What to produce -
The data below is to be copied exactly, line by line.

Dataset rows for apps and sites:
************

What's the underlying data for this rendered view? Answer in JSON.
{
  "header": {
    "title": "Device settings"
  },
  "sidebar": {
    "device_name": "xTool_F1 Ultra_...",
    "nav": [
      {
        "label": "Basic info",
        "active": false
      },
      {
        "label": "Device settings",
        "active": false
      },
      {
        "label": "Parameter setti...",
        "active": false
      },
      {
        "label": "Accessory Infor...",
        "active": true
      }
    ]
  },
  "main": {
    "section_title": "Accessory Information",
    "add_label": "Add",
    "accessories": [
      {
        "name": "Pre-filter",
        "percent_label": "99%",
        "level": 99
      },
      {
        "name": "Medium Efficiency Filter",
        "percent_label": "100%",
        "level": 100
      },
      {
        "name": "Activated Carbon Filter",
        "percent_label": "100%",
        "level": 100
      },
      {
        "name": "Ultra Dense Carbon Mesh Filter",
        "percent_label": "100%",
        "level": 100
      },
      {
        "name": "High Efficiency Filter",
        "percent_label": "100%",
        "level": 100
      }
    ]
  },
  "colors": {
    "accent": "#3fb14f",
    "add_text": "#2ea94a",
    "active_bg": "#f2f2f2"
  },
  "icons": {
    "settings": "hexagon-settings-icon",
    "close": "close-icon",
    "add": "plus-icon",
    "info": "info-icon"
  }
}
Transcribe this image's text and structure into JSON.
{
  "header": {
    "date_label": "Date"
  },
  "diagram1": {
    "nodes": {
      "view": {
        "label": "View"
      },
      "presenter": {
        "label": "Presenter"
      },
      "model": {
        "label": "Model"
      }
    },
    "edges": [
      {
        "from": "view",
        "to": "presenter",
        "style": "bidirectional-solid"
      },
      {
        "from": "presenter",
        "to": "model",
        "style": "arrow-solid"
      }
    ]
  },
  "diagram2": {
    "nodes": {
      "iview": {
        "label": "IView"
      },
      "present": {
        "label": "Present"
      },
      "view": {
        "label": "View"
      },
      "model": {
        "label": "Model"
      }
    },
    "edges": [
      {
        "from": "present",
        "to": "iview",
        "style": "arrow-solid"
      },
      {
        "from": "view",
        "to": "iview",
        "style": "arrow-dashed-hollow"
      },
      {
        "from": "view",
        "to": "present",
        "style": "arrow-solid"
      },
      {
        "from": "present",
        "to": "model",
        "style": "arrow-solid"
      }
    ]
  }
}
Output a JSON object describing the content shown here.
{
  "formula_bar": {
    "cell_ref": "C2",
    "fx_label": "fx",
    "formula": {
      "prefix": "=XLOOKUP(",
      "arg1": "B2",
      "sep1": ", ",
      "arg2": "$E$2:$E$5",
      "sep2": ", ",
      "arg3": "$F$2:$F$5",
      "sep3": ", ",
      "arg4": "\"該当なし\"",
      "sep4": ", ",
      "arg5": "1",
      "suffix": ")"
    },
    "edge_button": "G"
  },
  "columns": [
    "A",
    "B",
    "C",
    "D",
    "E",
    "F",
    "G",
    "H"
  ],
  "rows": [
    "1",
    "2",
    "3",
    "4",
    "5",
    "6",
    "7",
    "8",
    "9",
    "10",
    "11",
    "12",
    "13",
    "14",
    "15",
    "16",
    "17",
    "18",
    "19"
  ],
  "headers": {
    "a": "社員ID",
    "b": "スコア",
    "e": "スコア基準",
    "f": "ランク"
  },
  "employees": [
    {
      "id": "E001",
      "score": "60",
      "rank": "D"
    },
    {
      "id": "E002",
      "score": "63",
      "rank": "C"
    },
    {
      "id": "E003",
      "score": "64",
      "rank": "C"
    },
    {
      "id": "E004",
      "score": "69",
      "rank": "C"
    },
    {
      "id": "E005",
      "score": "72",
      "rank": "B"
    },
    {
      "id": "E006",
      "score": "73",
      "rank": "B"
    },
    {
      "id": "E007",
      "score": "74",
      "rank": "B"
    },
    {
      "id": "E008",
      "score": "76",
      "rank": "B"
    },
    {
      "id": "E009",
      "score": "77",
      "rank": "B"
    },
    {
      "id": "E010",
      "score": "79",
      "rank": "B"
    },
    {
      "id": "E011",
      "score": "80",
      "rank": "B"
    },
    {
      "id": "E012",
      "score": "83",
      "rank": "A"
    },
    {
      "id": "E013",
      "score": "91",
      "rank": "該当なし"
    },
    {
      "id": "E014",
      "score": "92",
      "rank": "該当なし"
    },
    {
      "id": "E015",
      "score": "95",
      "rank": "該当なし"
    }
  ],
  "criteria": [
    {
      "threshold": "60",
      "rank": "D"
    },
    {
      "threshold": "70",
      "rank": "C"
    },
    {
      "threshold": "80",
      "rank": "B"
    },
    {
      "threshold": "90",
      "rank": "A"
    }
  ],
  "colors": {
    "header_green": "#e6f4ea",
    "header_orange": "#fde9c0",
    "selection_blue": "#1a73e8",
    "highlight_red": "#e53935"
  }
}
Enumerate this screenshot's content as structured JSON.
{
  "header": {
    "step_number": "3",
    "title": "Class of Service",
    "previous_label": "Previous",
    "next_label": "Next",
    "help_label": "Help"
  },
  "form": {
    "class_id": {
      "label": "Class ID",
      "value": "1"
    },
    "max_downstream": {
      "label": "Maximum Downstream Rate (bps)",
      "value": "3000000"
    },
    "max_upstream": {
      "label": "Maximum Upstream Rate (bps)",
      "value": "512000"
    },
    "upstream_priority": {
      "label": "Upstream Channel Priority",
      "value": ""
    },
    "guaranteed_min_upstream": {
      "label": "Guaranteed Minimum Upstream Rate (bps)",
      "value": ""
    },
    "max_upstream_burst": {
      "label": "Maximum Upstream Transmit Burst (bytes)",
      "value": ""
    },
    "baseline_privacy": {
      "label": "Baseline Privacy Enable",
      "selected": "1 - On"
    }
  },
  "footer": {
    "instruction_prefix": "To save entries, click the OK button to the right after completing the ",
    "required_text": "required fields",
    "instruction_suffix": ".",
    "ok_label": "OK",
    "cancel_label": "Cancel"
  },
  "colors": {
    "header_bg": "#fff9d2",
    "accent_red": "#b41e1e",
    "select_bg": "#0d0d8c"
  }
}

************

Task response -
What's the underlying data for this rendered view? Answer in JSON.
{
  "header": {
    "title": "Device settings"
  },
  "sidebar": {
    "device_name": "xTool_F1 Ultra_...",
    "nav": [
      {
        "label": "Basic info",
        "active": false
      },
      {
        "label": "Device settings",
        "active": false
      },
      {
        "label": "Parameter setti...",
        "active": false
      },
      {
        "label": "Accessory Infor...",
        "active": true
      }
    ]
  },
  "main": {
    "section_title": "Accessory Information",
    "add_label": "Add",
    "accessories": [
      {
        "name": "Pre-filter",
        "percent_label": "99%",
        "level": 99
      },
      {
        "name": "Medium Efficiency Filter",
        "percent_label": "100%",
        "level": 100
      },
      {
        "name": "Activated Carbon Filter",
        "percent_label": "100%",
        "level": 100
      },
      {
        "name": "Ultra Dense Carbon Mesh Filter",
        "percent_label": "100%",
        "level": 100
      },
      {
        "name": "High Efficiency Filter",
        "percent_label": "100%",
        "level": 100
      }
    ]
  },
  "colors": {
    "accent": "#3fb14f",
    "add_text": "#2ea94a",
    "active_bg": "#f2f2f2"
  },
  "icons": {
    "settings": "hexagon-settings-icon",
    "close": "close-icon",
    "add": "plus-icon",
    "info": "info-icon"
  }
}
Transcribe this image's text and structure into JSON.
{
  "header": {
    "date_label": "Date"
  },
  "diagram1": {
    "nodes": {
      "view": {
        "label": "View"
      },
      "presenter": {
        "label": "Presenter"
      },
      "model": {
        "label": "Model"
      }
    },
    "edges": [
      {
        "from": "view",
        "to": "presenter",
        "style": "bidirectional-solid"
      },
      {
        "from": "presenter",
        "to": "model",
        "style": "arrow-solid"
      }
    ]
  },
  "diagram2": {
    "nodes": {
      "iview": {
        "label": "IView"
      },
      "present": {
        "label": "Present"
      },
      "view": {
        "label": "View"
      },
      "model": {
        "label": "Model"
      }
    },
    "edges": [
      {
        "from": "present",
        "to": "iview",
        "style": "arrow-solid"
      },
      {
        "from": "view",
        "to": "iview",
        "style": "arrow-dashed-hollow"
      },
      {
        "from": "view",
        "to": "present",
        "style": "arrow-solid"
      },
      {
        "from": "present",
        "to": "model",
        "style": "arrow-solid"
      }
    ]
  }
}
Output a JSON object describing the content shown here.
{
  "formula_bar": {
    "cell_ref": "C2",
    "fx_label": "fx",
    "formula": {
      "prefix": "=XLOOKUP(",
      "arg1": "B2",
      "sep1": ", ",
      "arg2": "$E$2:$E$5",
      "sep2": ", ",
      "arg3": "$F$2:$F$5",
      "sep3": ", ",
      "arg4": "\"該当なし\"",
      "sep4": ", ",
      "arg5": "1",
      "suffix": ")"
    },
    "edge_button": "G"
  },
  "columns": [
    "A",
    "B",
    "C",
    "D",
    "E",
    "F",
    "G",
    "H"
  ],
  "rows": [
    "1",
    "2",
    "3",
    "4",
    "5",
    "6",
    "7",
    "8",
    "9",
    "10",
    "11",
    "12",
    "13",
    "14",
    "15",
    "16",
    "17",
    "18",
    "19"
  ],
  "headers": {
    "a": "社員ID",
    "b": "スコア",
    "e": "スコア基準",
    "f": "ランク"
  },
  "employees": [
    {
      "id": "E001",
      "score": "60",
      "rank": "D"
    },
    {
      "id": "E002",
      "score": "63",
      "rank": "C"
    },
    {
      "id": "E003",
      "score": "64",
      "rank": "C"
    },
    {
      "id": "E004",
      "score": "69",
      "rank": "C"
    },
    {
      "id": "E005",
      "score": "72",
      "rank": "B"
    },
    {
      "id": "E006",
      "score": "73",
      "rank": "B"
    },
    {
      "id": "E007",
      "score": "74",
      "rank": "B"
    },
    {
      "id": "E008",
      "score": "76",
      "rank": "B"
    },
    {
      "id": "E009",
      "score": "77",
      "rank": "B"
    },
    {
      "id": "E010",
      "score": "79",
      "rank": "B"
    },
    {
      "id": "E011",
      "score": "80",
      "rank": "B"
    },
    {
      "id": "E012",
      "score": "83",
      "rank": "A"
    },
    {
      "id": "E013",
      "score": "91",
      "rank": "該当なし"
    },
    {
      "id": "E014",
      "score": "92",
      "rank": "該当なし"
    },
    {
      "id": "E015",
      "score": "95",
      "rank": "該当なし"
    }
  ],
  "criteria": [
    {
      "threshold": "60",
      "rank": "D"
    },
    {
      "threshold": "70",
      "rank": "C"
    },
    {
      "threshold": "80",
      "rank": "B"
    },
    {
      "threshold": "90",
      "rank": "A"
    }
  ],
  "colors": {
    "header_green": "#e6f4ea",
    "header_orange": "#fde9c0",
    "selection_blue": "#1a73e8",
    "highlight_red": "#e53935"
  }
}
Enumerate this screenshot's content as structured JSON.
{
  "header": {
    "step_number": "3",
    "title": "Class of Service",
    "previous_label": "Previous",
    "next_label": "Next",
    "help_label": "Help"
  },
  "form": {
    "class_id": {
      "label": "Class ID",
      "value": "1"
    },
    "max_downstream": {
      "label": "Maximum Downstream Rate (bps)",
      "value": "3000000"
    },
    "max_upstream": {
      "label": "Maximum Upstream Rate (bps)",
      "value": "512000"
    },
    "upstream_priority": {
      "label": "Upstream Channel Priority",
      "value": ""
    },
    "guaranteed_min_upstream": {
      "label": "Guaranteed Minimum Upstream Rate (bps)",
      "value": ""
    },
    "max_upstream_burst": {
      "label": "Maximum Upstream Transmit Burst (bytes)",
      "value": ""
    },
    "baseline_privacy": {
      "label": "Baseline Privacy Enable",
      "selected": "1 - On"
    }
  },
  "footer": {
    "instruction_prefix": "To save entries, click the OK button to the right after completing the ",
    "required_text": "required fields",
    "instruction_suffix": ".",
    "ok_label": "OK",
    "cancel_label": "Cancel"
  },
  "colors": {
    "header_bg": "#fff9d2",
    "accent_red": "#b41e1e",
    "select_bg": "#0d0d8c"
  }
}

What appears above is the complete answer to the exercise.